European Union (EU) Framework Directive 89/391 is enacted to improve occupational health and safety in EU Countries, includes psychosocial risk prevention.
The objective was to design a homogeneous and valid method to analyze, assess and establish causal relationships between psychosocial exposures at work and onset of diseases among the working population.
While the death penalty is inherently cruel and should be abolished, executing an individual with psychosocial disabilities violates Pakistan's international legal obligations." "Ahmad is one of many prisoners with psychosocial disabilities on death row.
Mental health researchers and practitioners describe psychosocial support as part of disaster response, covering the theoretical building blocks and background, the development of community-based psychosocial support after the 2005 East Asia tsunami, and current events that require psychosocial support.

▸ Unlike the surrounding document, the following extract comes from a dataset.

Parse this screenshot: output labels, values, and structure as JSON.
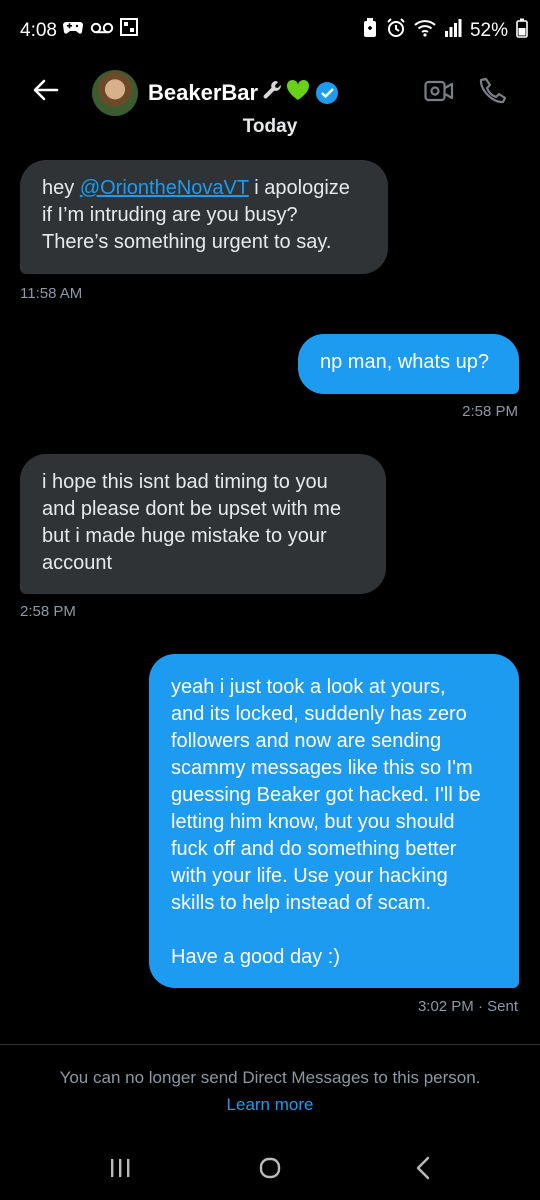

The report provides concepts, approaches, challenges of pediatric psychosocial care, and case studies that illustrate the application of child and family-friendly pediatric psychosocial care in pediatric healthcare settings, in Qatar and around the world."
'We need to immediately deploy these trained health workers to Dengvaxia-affected communities in the region in order to address concerns, such as depression, anxiety and psychosocial problems that vaccinees and their families have been experiencing since the start of the Dengvaxia panic,' Dr.
Survivors with psychological distress had even more medical contacts and received psychosocial care more often than nondistressed survivors.
COMPARED WITH STANDARD psychosocial care, a one-on-one skills-based intervention improved psychosocial outcomes in adolescents and young adults with cancer, according to results of a pilot randomized study presented at the Palliative and Supportive Care in Oncology Symposium.